Directed by Thomas Makowski
A ranch enforcer begins to question his defense of the “Code of the West” while unraveling the mystery behind a series of cattle rustlings in the area.
This movie is one of us numerous adaptions of the book of the same name. There have been multiple film adaptions as well as a long running TV show and even a stage show. The book is considered by many (with some debate) to be the first true Western novel outside of the dime store tradition.
I did a little reading after learning by accident that this film was not just a take a take on the 1962 to 1971 series or even some variation of one of the preceding film adaptions. One thing that jumped out at me here was that this film incorporated the bulk of the book’s major characters and at the minimum aimed to get the characterizations close to those of the book from what I can see. I will not comment on specific differences between the source and the film since I had never heard of the book until now.
This version of The Virginian is pretty good. In structure and tone it is very old-school in its approach to the Western genre. This is no revisionist Western film. They do not try to undo the mythology of the Old West or just make everyone involved some shade of terrible. Our hero is an honorable man and those he keeps close are the same even if they fall short of being good people. They, like him, have a code by which they live.
These are good people in a rough setting during difficult times just trying to live.

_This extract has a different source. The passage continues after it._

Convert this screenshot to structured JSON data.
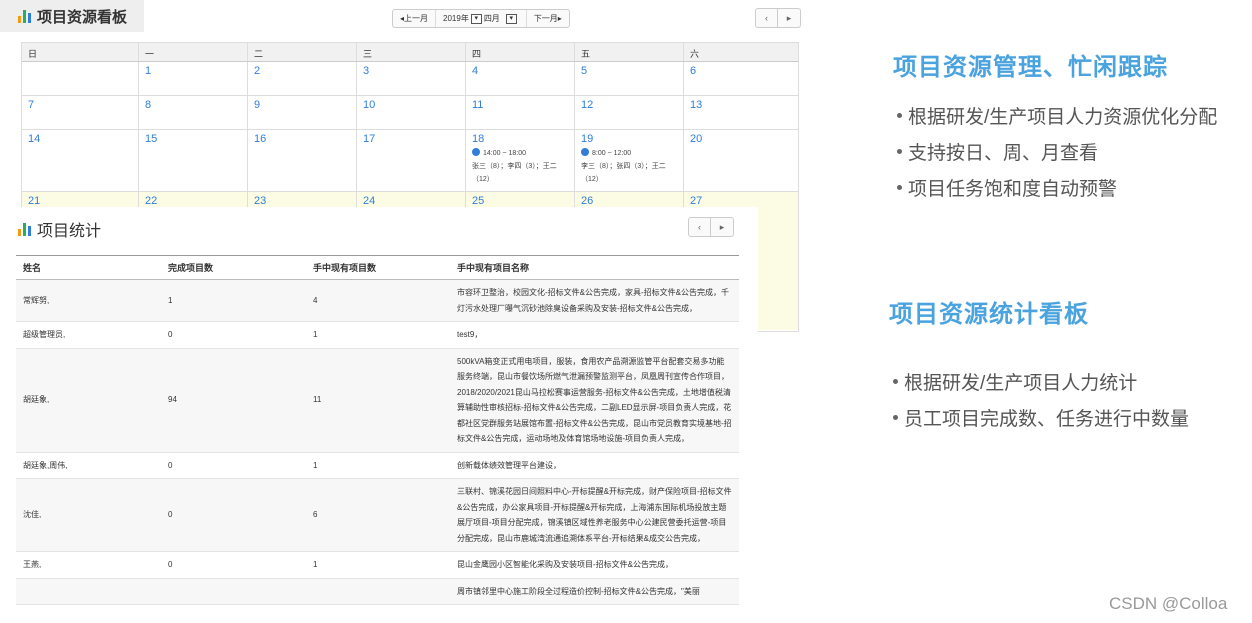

Too often in these days the characters are ridiculously flawed and those flaws contribute to the problem. The hero, flawed themselves, comes along and disrupts the plans of the significantly more flawed baddie. While the Virginian in this film is not a saint, he is not a ridiculous sinner either. And that is a good thing.
Trace Adkins is surprisingly good as the titular character usually referred to in the story as South or the Virginian (and once referred to as “Jeff” by his friend Steve who is played by Canadian actor John Novak). Adkins is a very good Western tough guy and if they were turning out this genre in the manner they once did with the quality that they once did I think he could own the genre. Alas those days are long gone, and everybody wants big budget science fiction and superhero stuff. Adkins is tall and silent and imposing in the film with moments of actual character toughness sprinkled sparingly throughout.
The Virginian’s central nemesis (at least that he believes) during the course of the film is a man referred to only as Trampas (Steve Bacic). I first remember encountering Bacic in Andromeda and Stargate SG1 though his performance in SG1 as a fallen Goa’uld System Lord left much more of an impression. He channels the same smarmy jerk vibe here as he did then.
The Virginian begins when a young writer arrives in town. He is a guest of local cattleman Judge Henry (Ron Perlman). The character’s name is Owen Walton (Brendan Penny) and that sounds very similar to Owen Wister who is the author of the book upon which this is based. Perhaps an homage to the gentleman? Possibly. Prior to writing the book, the author Owen Wister did head out West to work as a ranch hand to gain firsthand knowledge in much the same way as the Owen Walton character did.
The Owen Walton character is a bit stiff. The delivery of lines by Brendan Penny are a bit flat and monotone. I am not sure if that was the direction he was given or that it is completely because of the actor. The character of Owen Walton is there to be an outside observer and to react so this does not too negatively affect things. He is important to the story but not necessarily front and center.
The character of Judge Henry is no actual judge. He is just a powerful local individual that is able to apply his will to those in the area and often passes judgement on local criminals regardless of what the law says. He is the real power in the region. Judge Henry took in the Virginian when he was young after the death of his father. As the story progresses the Virginian’s view of Judge Henry begins to change.
The set up with the romance with the schoolteacher Molly West (Victoria Pratt) is a little awkward. You can almost see the lead up to her arrival as South trying to get a schoolteacher in the town so he has somebody to date. But once you get past that part in the film how it is handled very old school in comparison to newer westerns or just films in general. I had forgotten that Pratt and Adkins are married in real life. That chemistry translates very nicely to their characters.
The Virginian starts out as a simple enough story involving cattle rustlers but becomes a bit of a mystery when South discovers a journal written in a cypher and decides he must figure it out. Along the way he must also confront the code by which he lives and quite possibly need to change all the while romancing the local teacher whom he is drawn to but feels he is not worthy of.
The film is on the lower budget side but still looks pretty good though. The only issue I draw is at the very end when South is confronting Trampas who he has been after for so long and Sheriff Broyles (George Canyon) is shot and falls to the ground. You see tan/yellow surrounded by black on the soles of his shoes. Those are obviously very modern pieces of footwear. And that moment took me out of the narrative. I had to watch the rest of that scene looking for those shoes to pop up again. Other than that not bad.
The Virginian is a good and entertaining film. It is not the greatest Western ever, but it is an entertaining one. Watch it!